A few years ago, I made the decision to leave an emotionally and sexually abusive relationship and move overseas. To clear my head, to renew my heart, and to tap into whatever God was trying to teach me. I planned to be overseas for one year, working as an au pair. Instead, I took on an internship with International Justice Mission as it launched in Australia, and I met my husband. I did come back to the States, but only to visit my family and get married. And then, I packed up everything I owned, applied for permanent residency, and moved back to Australia.
It was an exciting season, filled with blossoming relationships, newlywed bliss, and a restored heart. But it was also an incredibly difficult season. I was a foreigner, trying to build friendships and put down roots in a place half a world away from everything I had ever known. I didn't feel unwelcome, exactly, but I didn't feel at home, either. I felt certain of the rightness of it all, but at the same time, I felt deeply displaced, coping with insecurities and worries that were totally new to me.
I needed Jesus in a way I had never needed Him before. This need wasn't more serious or profound than other times in my life, but it was unique. As all new and fresh seasons, this one held challenges I hadn't yet faced and didn't feel equipped for.
While I was grappling with the countless changes arising, the pastor of my and my husband's church asked me to lead a women's study on hospitality. As I was welcomed into the community of our church and began to feel more satisfied and settled, I began to more deeply understanding the welcome we receive from our Heavenly Father when we approach Jesus at the well. When we come, thirsty and dying, He joyfully accepts us into His home – His family – and fills our souls with a life-source that promises to never run dry.
That was nearly three years ago. Since then, life has become more routine, but God has not ceased teaching me about His character. A few months ago, I began studying the words "well" and "welcome," wanting to understand their histories and meanings, and wondering if they were somehow etymologically connected. It turns out, they're not (riveting, I know). But Biblically, I think they're far more connected than we might think.
Let's start with wells.
A well is a spring of water, but more richly, a well is a source from which anything is drawn. Used as a verb, "to well" indicates something bubbling or gushing forth. In the Bible, the word well occurs easily more than 50 times. This makes sense, because culturally, wells would have been the most common water source. They would have been the centre of life for most tribes and towns. So, when Jesus approaches the woman at the well (John 4), it isn't the appearance of a well that's surprising. It's the connection Jesus draws between Himself and the well.
Water is the source of life. Without it, we die.
Jesus is the source of Eternal Life. Without Him, we die.
Jesus is the literal well of life. He is the source from which we draw life. When we draw from that source, peace and joy bubble over in our hearts, like clean water from a well.
But what about being welcome? What does that word have to do with understanding Jesus as the Well of Life?
There's some debate over whether the word "welcome" means "it is good that you have come," or "it is good that you are my guest." But either way, the intent is clear.

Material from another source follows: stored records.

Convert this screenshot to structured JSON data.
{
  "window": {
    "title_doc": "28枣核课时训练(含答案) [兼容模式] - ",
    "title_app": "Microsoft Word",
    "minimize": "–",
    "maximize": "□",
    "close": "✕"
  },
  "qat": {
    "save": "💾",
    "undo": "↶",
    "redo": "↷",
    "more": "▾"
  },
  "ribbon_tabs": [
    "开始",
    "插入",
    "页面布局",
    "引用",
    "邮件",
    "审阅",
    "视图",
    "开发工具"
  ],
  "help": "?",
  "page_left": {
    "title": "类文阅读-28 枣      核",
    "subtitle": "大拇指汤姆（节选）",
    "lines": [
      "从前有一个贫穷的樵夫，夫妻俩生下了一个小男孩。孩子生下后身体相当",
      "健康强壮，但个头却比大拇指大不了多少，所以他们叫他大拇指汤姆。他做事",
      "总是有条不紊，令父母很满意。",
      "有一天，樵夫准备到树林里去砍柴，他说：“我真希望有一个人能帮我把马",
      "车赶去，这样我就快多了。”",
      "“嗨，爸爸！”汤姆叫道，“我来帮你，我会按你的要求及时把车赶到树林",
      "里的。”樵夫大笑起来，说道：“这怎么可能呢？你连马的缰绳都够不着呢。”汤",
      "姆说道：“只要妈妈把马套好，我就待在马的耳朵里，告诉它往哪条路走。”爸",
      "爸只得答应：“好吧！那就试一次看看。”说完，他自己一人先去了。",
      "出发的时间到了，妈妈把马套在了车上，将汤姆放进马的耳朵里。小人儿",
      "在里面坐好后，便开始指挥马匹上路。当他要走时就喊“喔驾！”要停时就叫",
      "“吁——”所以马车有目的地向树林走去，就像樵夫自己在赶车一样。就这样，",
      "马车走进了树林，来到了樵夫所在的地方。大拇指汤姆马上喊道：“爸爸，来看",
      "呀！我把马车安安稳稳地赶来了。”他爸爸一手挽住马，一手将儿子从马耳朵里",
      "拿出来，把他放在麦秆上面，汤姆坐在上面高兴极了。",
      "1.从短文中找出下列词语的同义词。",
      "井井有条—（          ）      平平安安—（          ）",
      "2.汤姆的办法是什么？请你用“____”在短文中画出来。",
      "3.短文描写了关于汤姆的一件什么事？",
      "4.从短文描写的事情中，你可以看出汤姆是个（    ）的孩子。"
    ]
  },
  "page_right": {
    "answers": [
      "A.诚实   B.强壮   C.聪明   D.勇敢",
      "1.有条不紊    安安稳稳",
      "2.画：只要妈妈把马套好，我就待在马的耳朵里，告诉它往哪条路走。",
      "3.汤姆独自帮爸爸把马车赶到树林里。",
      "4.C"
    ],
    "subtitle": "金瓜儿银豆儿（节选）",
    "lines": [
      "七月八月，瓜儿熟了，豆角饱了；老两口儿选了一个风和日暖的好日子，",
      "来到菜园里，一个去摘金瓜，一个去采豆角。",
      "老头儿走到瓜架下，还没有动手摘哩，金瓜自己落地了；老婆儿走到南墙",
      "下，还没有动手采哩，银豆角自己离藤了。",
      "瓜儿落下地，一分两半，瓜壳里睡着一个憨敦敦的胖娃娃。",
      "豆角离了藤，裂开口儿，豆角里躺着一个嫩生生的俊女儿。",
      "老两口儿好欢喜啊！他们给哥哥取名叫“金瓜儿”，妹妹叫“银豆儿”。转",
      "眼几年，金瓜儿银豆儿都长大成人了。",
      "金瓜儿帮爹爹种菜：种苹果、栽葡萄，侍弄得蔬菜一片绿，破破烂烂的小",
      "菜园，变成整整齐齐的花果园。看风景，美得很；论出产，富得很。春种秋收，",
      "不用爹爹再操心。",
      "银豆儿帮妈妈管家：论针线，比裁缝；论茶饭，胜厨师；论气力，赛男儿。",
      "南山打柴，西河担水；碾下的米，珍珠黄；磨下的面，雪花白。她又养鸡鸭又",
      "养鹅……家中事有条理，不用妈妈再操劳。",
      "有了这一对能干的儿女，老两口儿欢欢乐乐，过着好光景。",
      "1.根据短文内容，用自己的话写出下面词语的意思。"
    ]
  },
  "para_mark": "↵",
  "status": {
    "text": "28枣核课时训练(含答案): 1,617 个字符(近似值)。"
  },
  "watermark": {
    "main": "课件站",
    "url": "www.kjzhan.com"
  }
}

When someone is welcome, she is gladly received, joyfully accepted. Romans 15:7 says, "Therefore, accept one another, just as Christ also accepted you, to the glory of God" (CSB Translation). That is, so that God may be glorified, we must always welcome and love others, just as Christ has welcomed and loved us.
Are you seeing a connection yet?
Once, we were enemies with God, separated from Him as a result of our sin and doomed to a certain and eternal death. But through Christ's sacrifice on the cross and His resurrection to life, we are able to approach our Heavenly Father in all confidence, knowing that we have been adopted as His daughters and equipped with His Holy Spirit.
We have been welcomed to the well.
Once a parched and dying people, separated from the One who truly brings life, we are now not only reconciled to Him, but chosen and loved, gladly accepted. He, from whom all life springs forth, sees it as good that we have come to Him.
One of my favorite things about the Bible is that none of the words are a mistake or a coincidence. This is why accurate, sound translation is so important; each word in The Word was chosen on purpose, in order to teach, rebuke, encourage, correct and build up. When we open our Bibles, we are being given a clear glimpse at the character of God; each of the words used to tell the story of the Gospel is intentional.
So now, when I look at these two words, well and welcome, I see a lavish, abundant story unfolding. I see my own story, of relocating my entire life and still finding a home and flourishing community. I see God teaching me about the importance of being welcomed and seeking welcome from the right sources. But more importantly, I see the story of Christ, God's own Son, accepting a life where He was largely unwelcome and unaccepted so that we might have a seat in our Father's house for all eternity.
Where we deserve to be cast out, He joyfully accepts us, glad that we have come. Where we deserve death, He brings us life, overflowing.
We have been welcomed to the well.
By Grace Dellis
Originally published in Be Still Magazine, Issue 5.